The play, JUNGALBOOK, is a magical way to celebrate those who make sacrifices to care for the young, innocent and marginalized.  I invite you to check it out while it is running at Dallas Children’s Theater.  You just might find that you have a lot more in common with the animal kingdom than you ever imagined.  JUNGALBOOK runs through May 26.

 

 

 

JUNGALBOOK
An adaptation of Rudyard Kipling’s The Jungle Book stories
By Edward Mast

NOW through May 26, 2018
Ages 5 and up

See Kipling’s original 1894 coming of age tale brought to the stage, and join Mowgli in learning the moral lessons of home, betrayal, life and death, and loyalty. Mowgli lives in the jungle surrounded by panthers, bears, wolves, snakes, and tigers. They are his protectors, and he believes he is one of them. When Mowgli comes face to face with a fearsome tiger, he is forced to choose between his bond with the jungle and the reality of his humanness. This classic story of the struggle for survival and a place that feels like home will have audiences on the edge of their seats.

If you need accessible seating (wheelchair seating, visual impaired, etc.), please enter the information in the notes section of your order and/or call 214-740-0051. Please call if performance time is within the next three days. Thank you.

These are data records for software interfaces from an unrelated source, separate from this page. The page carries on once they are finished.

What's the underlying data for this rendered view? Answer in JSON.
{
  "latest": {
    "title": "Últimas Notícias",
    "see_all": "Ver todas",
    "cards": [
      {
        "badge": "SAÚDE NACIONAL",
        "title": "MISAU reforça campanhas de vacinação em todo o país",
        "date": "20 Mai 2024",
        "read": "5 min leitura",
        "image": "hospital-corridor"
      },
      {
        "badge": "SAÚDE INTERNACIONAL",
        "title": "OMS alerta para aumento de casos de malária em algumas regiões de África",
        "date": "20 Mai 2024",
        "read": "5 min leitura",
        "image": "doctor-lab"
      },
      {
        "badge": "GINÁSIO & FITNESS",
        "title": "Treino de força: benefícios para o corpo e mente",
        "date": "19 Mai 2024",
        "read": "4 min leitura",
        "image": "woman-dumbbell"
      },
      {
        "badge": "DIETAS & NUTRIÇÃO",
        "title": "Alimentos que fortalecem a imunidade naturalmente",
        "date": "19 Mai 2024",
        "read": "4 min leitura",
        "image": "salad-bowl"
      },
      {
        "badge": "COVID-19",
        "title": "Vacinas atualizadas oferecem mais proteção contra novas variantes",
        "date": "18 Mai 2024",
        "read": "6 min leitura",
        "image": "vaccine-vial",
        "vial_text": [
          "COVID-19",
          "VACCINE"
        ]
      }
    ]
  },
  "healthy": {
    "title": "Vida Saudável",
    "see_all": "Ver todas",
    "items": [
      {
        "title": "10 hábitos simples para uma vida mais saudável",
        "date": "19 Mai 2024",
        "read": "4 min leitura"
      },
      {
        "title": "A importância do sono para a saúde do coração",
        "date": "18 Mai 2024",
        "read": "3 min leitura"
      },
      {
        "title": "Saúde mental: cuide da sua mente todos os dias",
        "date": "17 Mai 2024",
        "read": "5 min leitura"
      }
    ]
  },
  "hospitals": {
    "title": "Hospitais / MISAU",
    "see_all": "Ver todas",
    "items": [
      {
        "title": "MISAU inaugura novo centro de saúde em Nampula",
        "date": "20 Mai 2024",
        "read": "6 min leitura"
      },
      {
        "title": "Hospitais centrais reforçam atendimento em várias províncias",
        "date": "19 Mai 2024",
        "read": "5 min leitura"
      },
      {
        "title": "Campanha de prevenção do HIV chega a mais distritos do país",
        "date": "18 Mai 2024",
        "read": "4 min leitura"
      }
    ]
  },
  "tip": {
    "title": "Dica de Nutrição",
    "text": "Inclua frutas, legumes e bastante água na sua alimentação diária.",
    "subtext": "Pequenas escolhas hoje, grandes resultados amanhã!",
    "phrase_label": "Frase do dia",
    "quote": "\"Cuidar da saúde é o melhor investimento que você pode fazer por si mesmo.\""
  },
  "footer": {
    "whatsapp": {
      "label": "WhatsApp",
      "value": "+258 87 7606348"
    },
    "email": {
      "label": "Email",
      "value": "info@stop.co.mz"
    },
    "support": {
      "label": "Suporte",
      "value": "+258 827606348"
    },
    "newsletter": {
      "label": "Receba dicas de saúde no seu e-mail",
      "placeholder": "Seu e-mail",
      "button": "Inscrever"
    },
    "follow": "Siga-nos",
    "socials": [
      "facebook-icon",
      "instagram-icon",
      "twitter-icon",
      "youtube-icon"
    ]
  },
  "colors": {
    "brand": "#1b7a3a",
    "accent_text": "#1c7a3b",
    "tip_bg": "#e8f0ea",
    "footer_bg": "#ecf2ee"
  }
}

Buy tickets now to see JUNGALBOOK.

 

 

Sherry Ward is a mother, actor, and writer based in D-FW.

 

 

 

Note: This play is about the survival of animals in the jungle and therefore contains scenes that some may find disturbing. Please use your own judgment as it relates to the appropriateness for your young people.

Photo credits:
First photo via Pinterest, second photo via cats[dot]ava[dot]com, third photo lifewithdogs[dot]tv.
JUNGALBOOK photos by Karen Almond, final photo courtesy of Sherry Ward.